> _Instructions for the task_:
Across all lines of the entries, tally those with the word "viewCourseByLocation" in them. The reply is the tally, by itself.

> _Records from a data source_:
+--

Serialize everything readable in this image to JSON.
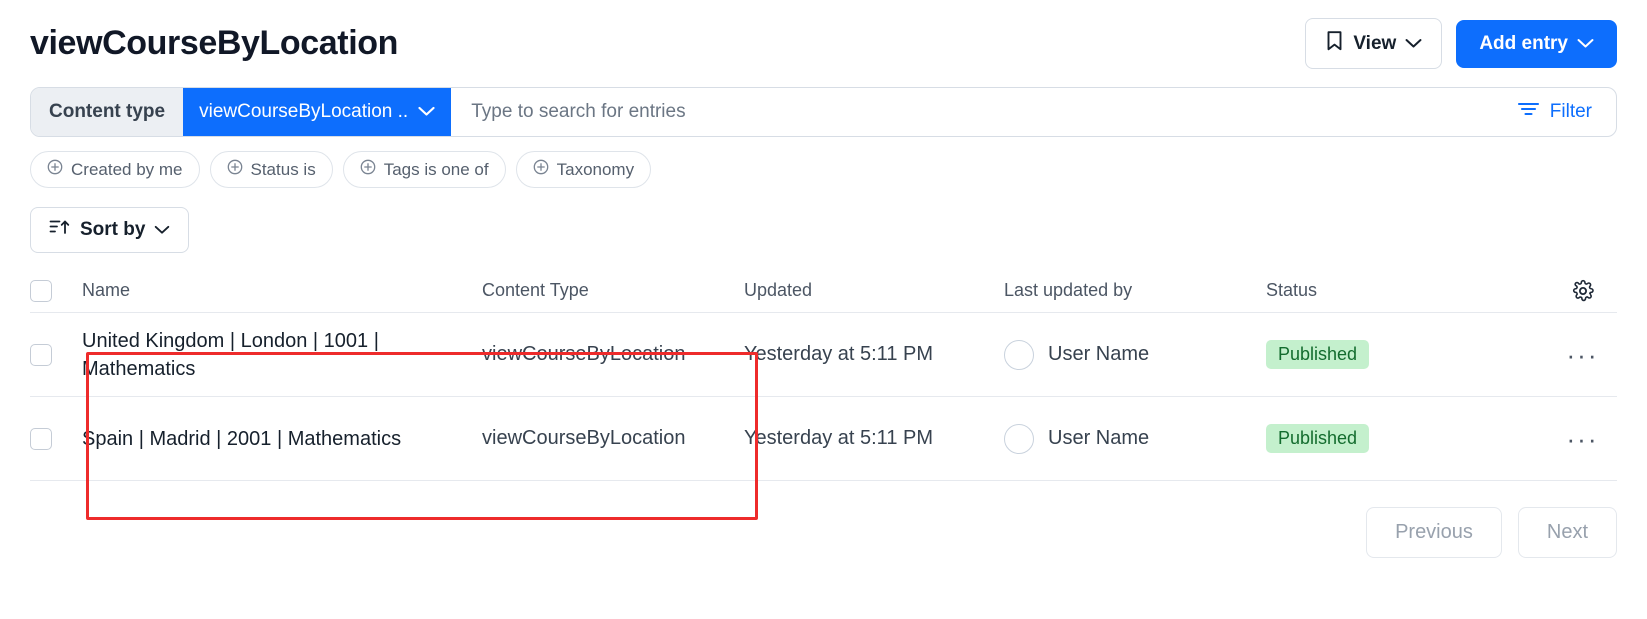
{
  "header": {
    "title": "viewCourseByLocation",
    "view_button": {
      "label": "View",
      "icon": "bookmark-icon",
      "chevron": "⌄"
    },
    "add_button": {
      "label": "Add entry",
      "chevron": "⌄",
      "color": "#0d6efd"
    }
  },
  "search": {
    "content_type_label": "Content type",
    "content_type_value": "viewCourseByLocation ..",
    "content_type_chevron": "⌄",
    "placeholder": "Type to search for entries",
    "value": "",
    "filter_label": "Filter",
    "filter_color": "#0d6efd"
  },
  "chips": [
    {
      "icon": "plus-circle-icon",
      "label": "Created by me"
    },
    {
      "icon": "plus-circle-icon",
      "label": "Status is"
    },
    {
      "icon": "plus-circle-icon",
      "label": "Tags is one of"
    },
    {
      "icon": "plus-circle-icon",
      "label": "Taxonomy"
    }
  ],
  "sort": {
    "label": "Sort by",
    "icon": "sort-ascending-icon",
    "chevron": "⌄"
  },
  "table": {
    "columns": [
      "Name",
      "Content Type",
      "Updated",
      "Last updated by",
      "Status"
    ],
    "settings_icon": "gear-icon",
    "rows": [
      {
        "name": "United Kingdom | London | 1001 | Mathematics",
        "content_type": "viewCourseByLocation",
        "updated": "Yesterday at 5:11 PM",
        "last_updated_by": "User Name",
        "status": "Published",
        "status_color": "#136c2e",
        "menu": "···"
      },
      {
        "name": "Spain | Madrid | 2001 | Mathematics",
        "content_type": "viewCourseByLocation",
        "updated": "Yesterday at 5:11 PM",
        "last_updated_by": "User Name",
        "status": "Published",
        "status_color": "#136c2e",
        "menu": "···"
      }
    ]
  },
  "highlight": {
    "color": "#ee2b2b"
  },
  "pagination": {
    "previous": "Previous",
    "next": "Next"
  }
}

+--

> _Response_:
4